We were delighted to have soprano Amanda Forsythe back with us for our program called Roman Holiday. The “back-up band” was equally spectacular with Ingrid Matthews joining Tekla Cunningham on violins, Elisabeth Reed up from the Bay Area to join us on baroque cello and our regular “house continuo band” of Henry Lebedinsky on harpsichord, Maxine Eilander baroque harp and me playing baroque guitar and lute. It was a particular pleasure to explore this very special repertoire of Handel’s Heroines from his youthful stint in Rome, and the idea is formulating for this to become our next commercial CD release from PMW, following the (still-to-be-released) Total Eclipse: Handel’s music for tenor with Aaron Sheehan and the virtuoso violin repertoire recorded with Tekla in February, which will be called Stylus Phantasticus. It is particularly exciting for me to see this burst of energy toward recordings based on the wonderful talent pool of Pacific MusicWorks but made practically possible by the luck of having the Bastyr venue and the spectacular recording team of producer David Sabee and recording engineer Dmitri Lipay available to us – the same team that has been garnering GRAMMY nominations and awards for their work with Seattle Symphony.
In early June we are all off to Berkeley for the Early Music Festival there. The first event will be a revival performance of SHAK’s wonderful production of Handel’s Serse with a cast of kids, including our daughters Hannah and Julianna, and with a small professional band led by Tekla Cunningham. SHAK (Seattle Historical Arts for Kids) is the brainchild of Shulamit Kleinerman and has been producing remarkable results here in Seattle for several years as well as exporting these productions to the Boston Early Music Festival and Berkeley. Two days later the PMW house band with sopranos Tess Altiveros and Danielle Sampson will revive our popular program from last summer of South American baroque music: Missions and Mysteries. This repertoire has a very special and accessible flavor and we are lucky to profit from Henry’s detailed knowledge of this little-performed treasure-trove.

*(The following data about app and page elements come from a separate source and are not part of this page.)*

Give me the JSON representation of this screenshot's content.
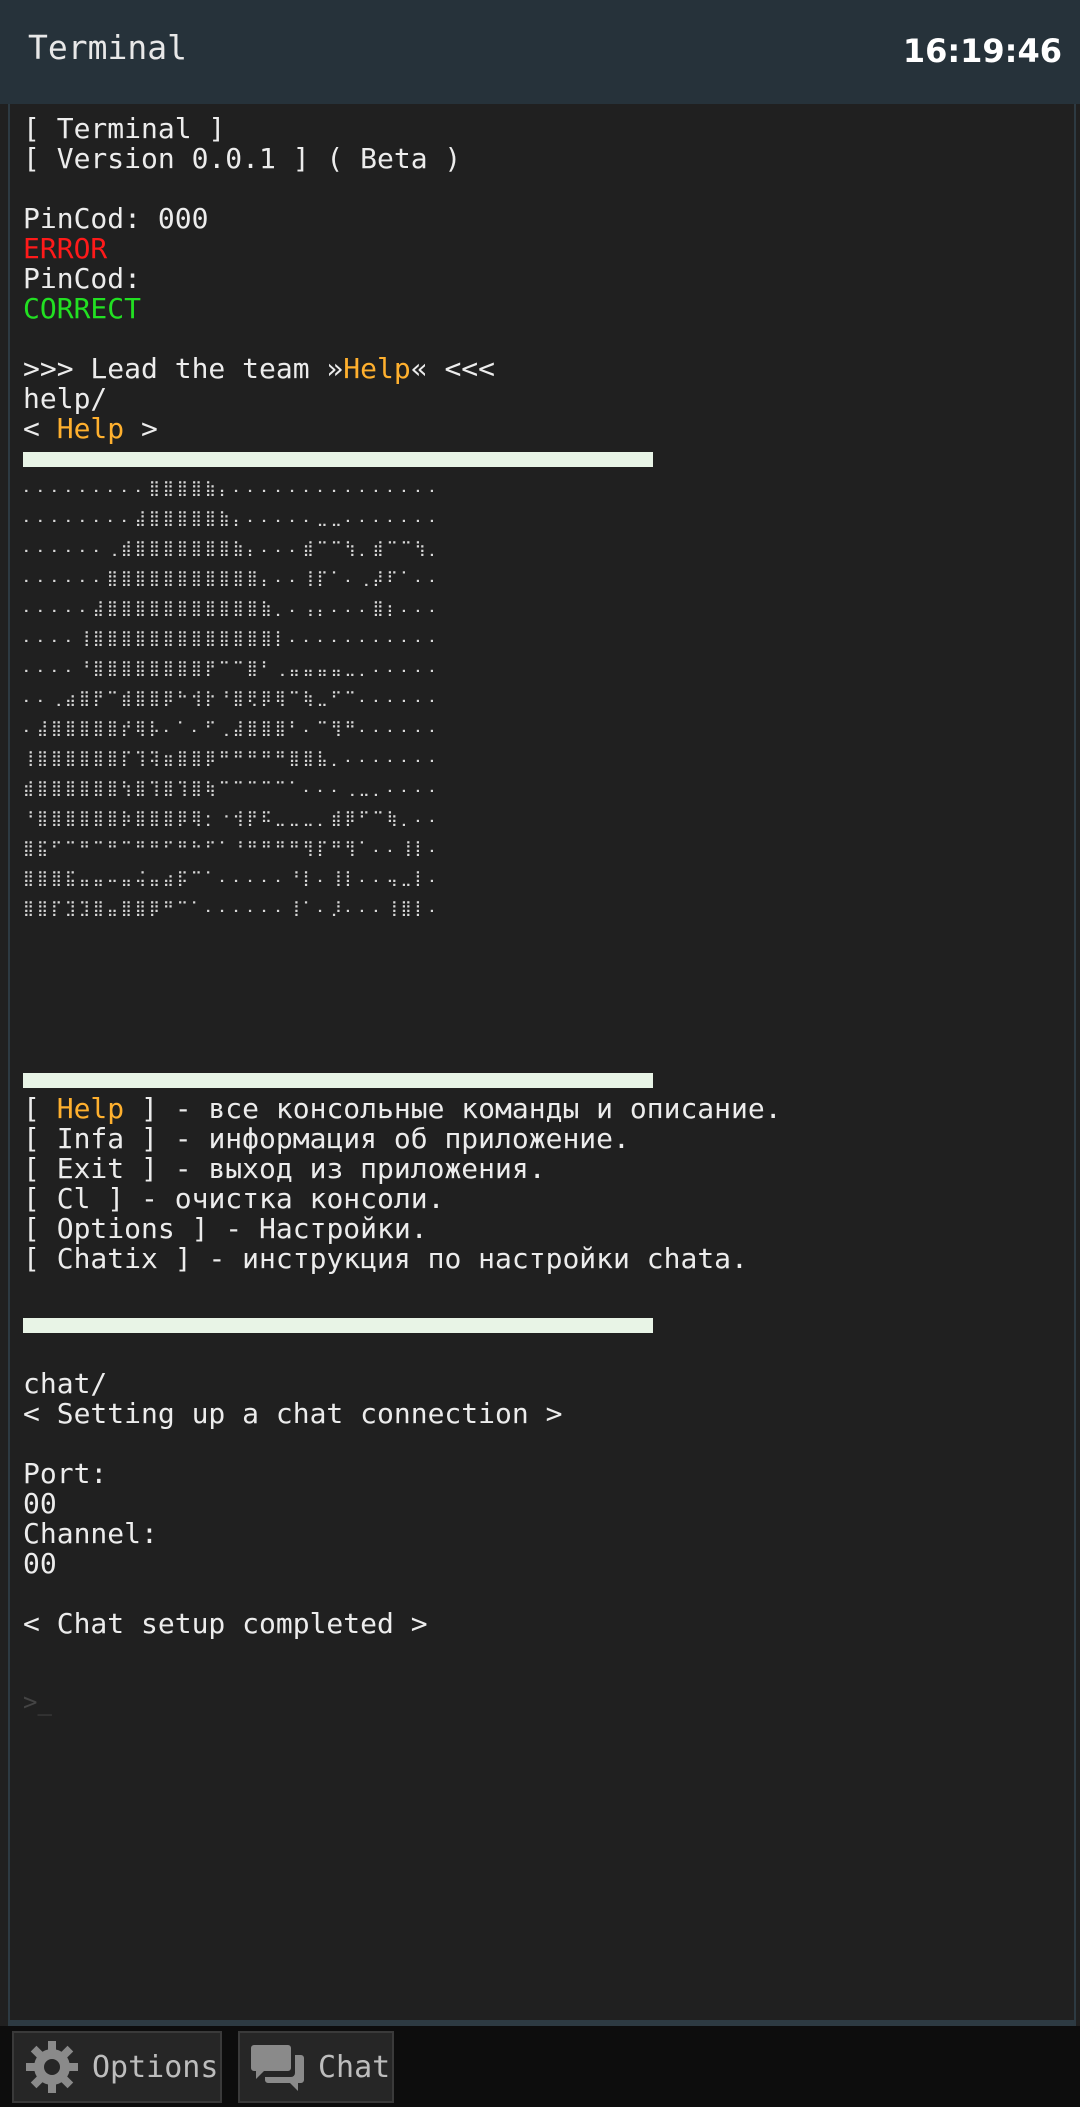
{
  "header": {
    "title": "Terminal",
    "clock": "16:19:46"
  },
  "terminal": {
    "line1": "[ Terminal ]",
    "line2": "[ Version 0.0.1 ] ( Beta )",
    "pin1_label": "PinCod: 000",
    "pin1_status": "ERROR",
    "pin2_label": "PinCod:",
    "pin2_status": "CORRECT",
    "lead_prefix": ">>> Lead the team »",
    "lead_cmd": "Help",
    "lead_suffix": "« <<<",
    "help_cmd": "help/",
    "help_title_prefix": "< ",
    "help_title": "Help",
    "help_title_suffix": " >",
    "commands": [
      {
        "name": "Help",
        "text": " ] - все консольные команды и описание."
      },
      {
        "name": "Infa",
        "text": " ] - информация об приложение."
      },
      {
        "name": "Exit",
        "text": " ] - выход из приложения."
      },
      {
        "name": "Cl",
        "text": " ] - очистка консоли."
      },
      {
        "name": "Options",
        "text": " ] - Настройки."
      },
      {
        "name": "Chatix",
        "text": " ] - инструкция по настройки chata."
      }
    ],
    "chat_cmd": "chat/",
    "chat_title": "< Setting up a chat connection >",
    "port_label": "Port:",
    "port_value": "00",
    "channel_label": "Channel:",
    "channel_value": "00",
    "chat_done": "< Chat setup completed >",
    "prompt": ">_"
  },
  "bottom_nav": {
    "options_label": "Options",
    "options_icon": "gear-icon",
    "chat_label": "Chat",
    "chat_icon": "chat-bubbles-icon"
  },
  "colors": {
    "error": "#ff1a1a",
    "correct": "#22e022",
    "highlight": "#ffb02e",
    "background": "#202020",
    "header": "#26323a"
  }
}
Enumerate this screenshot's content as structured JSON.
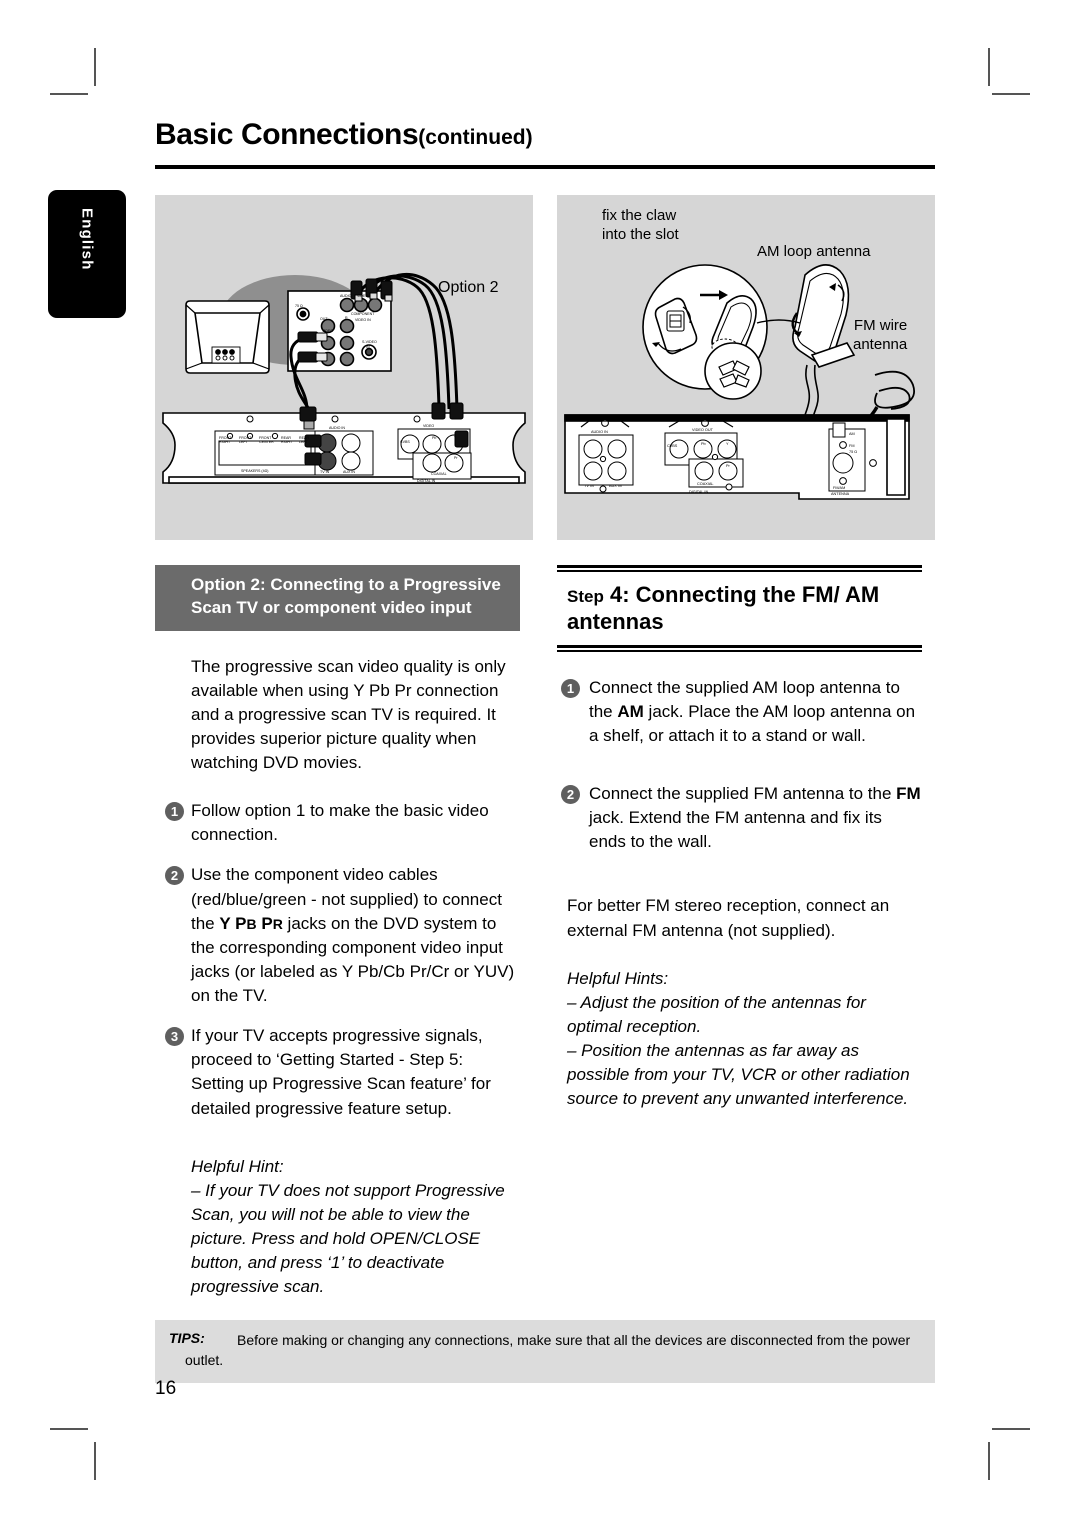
{
  "language_tab": {
    "label": "English"
  },
  "header": {
    "title": "Basic Connections",
    "continued": "(continued)"
  },
  "illustrations": {
    "left": {
      "name": "option-2-component-video-connection-diagram",
      "callout_option": "Option 2",
      "jack_labels": [
        "75 Ω",
        "AUDIO",
        "VIDEO",
        "COMPONENT VIDEO IN",
        "S-VIDEO IN",
        "OUT",
        "L",
        "R",
        "FRONT RIGHT",
        "FRONT LEFT",
        "CENTER",
        "REAR RIGHT",
        "REAR LEFT",
        "SPEAKERS (4Ω)",
        "TV IN",
        "AUX IN",
        "AUDIO IN",
        "VIDEO OUT",
        "COAXIAL",
        "DIGITAL IN",
        "Pb",
        "Pr",
        "Y"
      ]
    },
    "right": {
      "name": "fm-am-antenna-connection-diagram",
      "callout_claw": "fix the claw\ninto the slot",
      "callout_am_loop": "AM loop antenna",
      "callout_fm_wire": "FM wire\nantenna",
      "jack_labels": [
        "AUDIO IN",
        "TV IN",
        "AUX IN",
        "VIDEO OUT",
        "COAXIAL",
        "DIGITAL IN",
        "CVBS",
        "Pb",
        "Y",
        "Pr",
        "AM",
        "FM 75 Ω",
        "FM/AM ANTENNA"
      ]
    }
  },
  "left_column": {
    "option_heading": "Option 2: Connecting to a Progressive Scan TV or component video input",
    "intro": "The progressive scan video quality is only available when using Y Pb Pr connection and a progressive scan TV is required. It provides superior picture quality when watching DVD movies.",
    "steps": [
      {
        "number": "1",
        "text": "Follow option 1 to make the basic video connection."
      },
      {
        "number": "2",
        "text_before": "Use the component video cables (red/blue/green - not supplied) to connect the ",
        "bold_y": "Y",
        "bold_pb_cap": "P",
        "bold_pb_small": "B",
        "bold_pr_cap": "P",
        "bold_pr_small": "R",
        "text_after": " jacks on the DVD system to the corresponding component video input jacks (or labeled as Y Pb/Cb Pr/Cr or YUV) on the TV."
      },
      {
        "number": "3",
        "text": "If your TV accepts progressive signals, proceed to ‘Getting Started - Step 5: Setting up Progressive Scan feature’ for detailed progressive feature setup."
      }
    ],
    "hint_title": "Helpful Hint:",
    "hint_body": "– If your TV does not support Progressive Scan, you will not be able to view the picture. Press and hold OPEN/CLOSE button, and press ‘1’ to deactivate progressive scan."
  },
  "right_column": {
    "step_label": "Step",
    "step_number": "4:",
    "step_title": "Connecting the FM/ AM antennas",
    "step_heading_full": "Step 4: Connecting the FM/ AM antennas",
    "steps": [
      {
        "number": "1",
        "text_before": "Connect the supplied AM loop antenna to the ",
        "bold": "AM",
        "text_after": " jack.  Place the AM loop antenna on a shelf, or attach it to a stand or wall."
      },
      {
        "number": "2",
        "text_before": "Connect the supplied FM antenna to the ",
        "bold": "FM",
        "text_after": " jack.  Extend the FM antenna and fix its ends to the wall."
      }
    ],
    "paragraph": "For better FM stereo reception, connect an external FM antenna (not supplied).",
    "hint_title": "Helpful Hints:",
    "hint_body_1": "– Adjust the position of the antennas for optimal reception.",
    "hint_body_2": "– Position the antennas as far away as possible from your TV, VCR or other radiation source to prevent any unwanted interference."
  },
  "footer": {
    "tips_label": "TIPS:",
    "tips_text": "Before making or changing any connections, make sure that all the devices are disconnected from the power outlet.",
    "page_number": "16"
  },
  "colors": {
    "option_band": "#6b6b6b",
    "illustration_bg": "#d6d6d6",
    "tips_bg": "#dcdcdc",
    "badge": "#5f5f5f",
    "tab": "#000000"
  }
}
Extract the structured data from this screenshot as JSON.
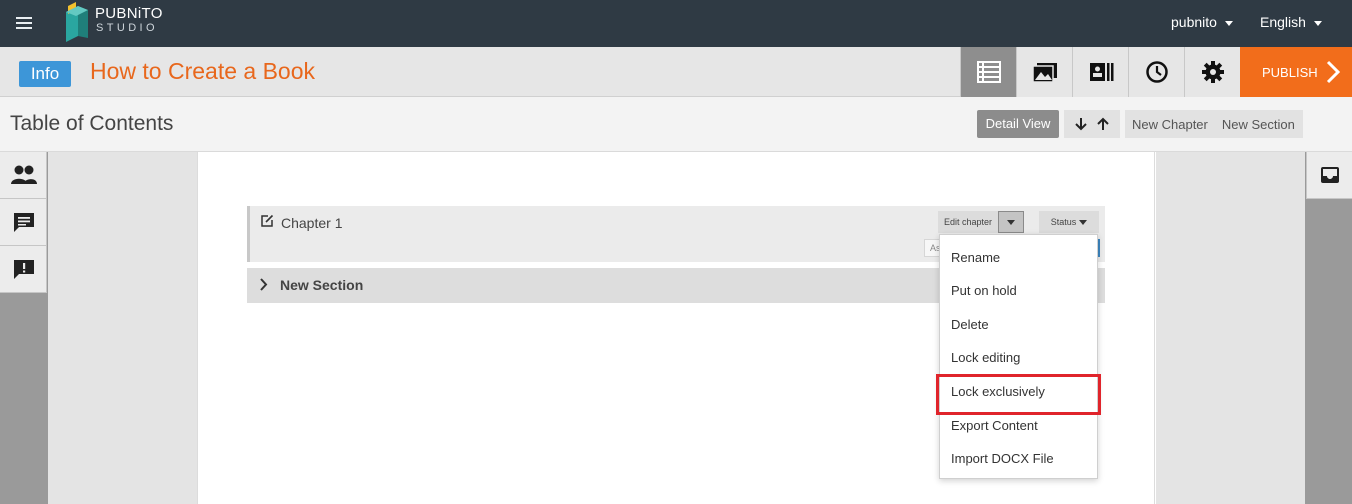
{
  "navbar": {
    "brand_name": "PUBNiTO",
    "brand_sub": "STUDIO",
    "user_menu": "pubnito",
    "language_menu": "English",
    "icons": [
      "hamburger-menu-icon",
      "pubnito-logo"
    ]
  },
  "titlebar": {
    "info_badge": "Info",
    "book_title": "How to Create a Book",
    "tools": [
      "table-of-contents-icon",
      "media-library-icon",
      "book-details-icon",
      "history-clock-icon",
      "settings-gear-icon"
    ],
    "publish_label": "PUBLISH"
  },
  "toc": {
    "title": "Table of Contents",
    "detail_view": "Detail View",
    "new_chapter": "New Chapter",
    "new_section": "New Section",
    "move_icons": [
      "arrow-down-icon",
      "arrow-up-icon"
    ]
  },
  "sidebar_left": {
    "icons": [
      "users-icon",
      "comments-icon",
      "feedback-icon"
    ]
  },
  "sidebar_right": {
    "icons": [
      "inbox-icon"
    ]
  },
  "chapter": {
    "label": "Chapter 1",
    "edit_chapter_label": "Edit chapter",
    "status_label": "Status",
    "assign_chip_text": "As"
  },
  "section": {
    "label": "New Section"
  },
  "chapter_menu": {
    "items": [
      "Rename",
      "Put on hold",
      "Delete",
      "Lock editing",
      "Lock exclusively",
      "Export Content",
      "Import DOCX File"
    ],
    "highlighted": "Lock exclusively"
  },
  "colors": {
    "navbar_bg": "#2f3a44",
    "accent_orange": "#f26d1b",
    "title_orange": "#e8671c",
    "info_blue": "#3d96d8",
    "highlight_red": "#e0242b"
  }
}
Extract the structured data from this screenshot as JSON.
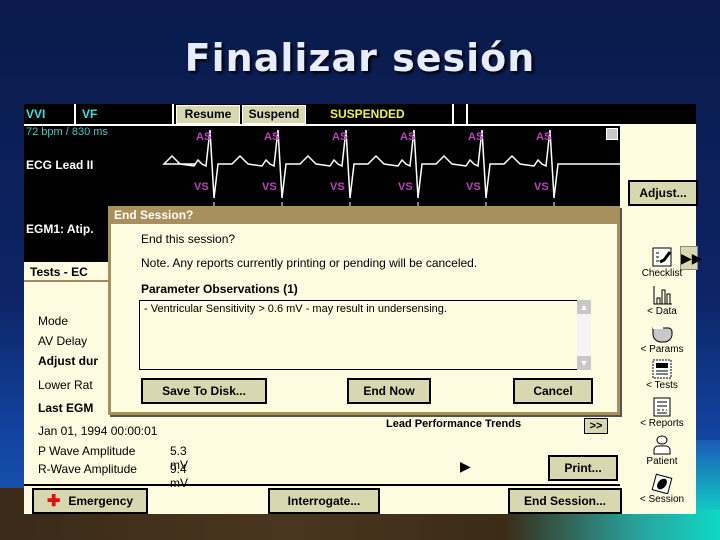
{
  "slide": {
    "title": "Finalizar sesión"
  },
  "topbar": {
    "mode": "VVI",
    "rhythm": "VF",
    "resume_label": "Resume",
    "suspend_label": "Suspend",
    "status": "SUSPENDED"
  },
  "ecg": {
    "rate": "72 bpm / 830 ms",
    "lead_label": "ECG Lead II",
    "egm_label": "EGM1: Atip.",
    "markers": {
      "atrial": "AS",
      "ventricular": "VS"
    },
    "adjust_label": "Adjust..."
  },
  "tests": {
    "header": "Tests - EC",
    "labels": [
      "Mode",
      "AV Delay",
      "Adjust dur",
      "Lower Rat",
      "Last EGM"
    ],
    "timestamp": "Jan 01, 1994 00:00:01",
    "p_wave_label": "P Wave Amplitude",
    "p_wave_value": "5.3 mV",
    "r_wave_label": "R-Wave Amplitude",
    "r_wave_value": "9.4 mV",
    "lead_trends_label": "Lead Performance Trends",
    "lead_trends_button": ">>",
    "print_label": "Print..."
  },
  "bottom": {
    "emergency_label": "Emergency",
    "interrogate_label": "Interrogate...",
    "end_session_label": "End Session..."
  },
  "side_nav": [
    {
      "label": "Checklist",
      "icon": "checklist-icon"
    },
    {
      "label": "< Data",
      "icon": "bar-chart-icon"
    },
    {
      "label": "< Params",
      "icon": "params-icon"
    },
    {
      "label": "< Tests",
      "icon": "tests-icon"
    },
    {
      "label": "< Reports",
      "icon": "reports-icon"
    },
    {
      "label": "Patient",
      "icon": "patient-icon"
    },
    {
      "label": "< Session",
      "icon": "session-icon"
    }
  ],
  "dialog": {
    "title": "End Session?",
    "question": "End this session?",
    "note": "Note. Any reports currently printing or pending will be canceled.",
    "observations_header": "Parameter Observations (1)",
    "observations": [
      "- Ventricular Sensitivity > 0.6 mV - may result in undersensing."
    ],
    "save_label": "Save To Disk...",
    "end_now_label": "End Now",
    "cancel_label": "Cancel"
  },
  "colors": {
    "accent_cyan": "#40e0e0",
    "status_yellow": "#f0f040",
    "marker_magenta": "#c040c0",
    "emergency_red": "#e01010",
    "dialog_title_bg": "#a8905c",
    "panel_bg": "#fdfbe0",
    "button_bg": "#d8d8b0"
  }
}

There are many other wonderful concerts on the festival which I am looking forward to hearing, and I have also been asked to take part in a panel discussion about the future of early music festivals with Robert Cole, the director of the Berkeley Festival, Xavier van Damme, director of the Utrecht Early Music Festival and me as a representative of the Boston Festival (BEMF).
Meanwhile, Tess Altiveros, who will be with us on June 5 in Berkeley, has performances of O + E as they are calling a very special all-female production of Gluck’s Orpheus and Euridice by Seattle Opera’s Programs & Partnerships Department – performing at the Seattle Opera Studios on June 2,3,7,9 and 10. This is the same SO initiative that produced our performances of The Combat in the same space last season with Tess and Thomas Segen singing and performing a death-defying sword fight just inches from the audience. This initiative to bring opera performances to innovative venues and to engage with current social issues has had a huge response particularly in bringing a younger audience to experience live opera.
After the dust settles on the Berkeley Festival, I will stay on in San Francisco until July 21 conducting a production of Mozart’s Il Re Pastore for the prestigious Merola program – a sort of summertime Young Artist’s program of San Francisco Opera.
When I finally get back to the northwest, it will be just about time for the Whidbey Island Music Festival directed by Tekla Cunningham, and I will write-up a preview of those concerts in the June blog.
For now, keep an eye out for the brochures which have recently gone in the mail for our next spectacular season of concerts – also, note that we have, for the first time ever, the ability to book exact seats for subscribers, and the first to subscribe will get the double benefit of “early bird’ discounts and first dibs on choice seats. Thanks you so much for you continuing support, and if you haven’t yet, please take a look at the rich palette of additional offerings through Henry’s PMW Underground series, and also the monthly Sanctuary in the Cityseries at the Josephinum.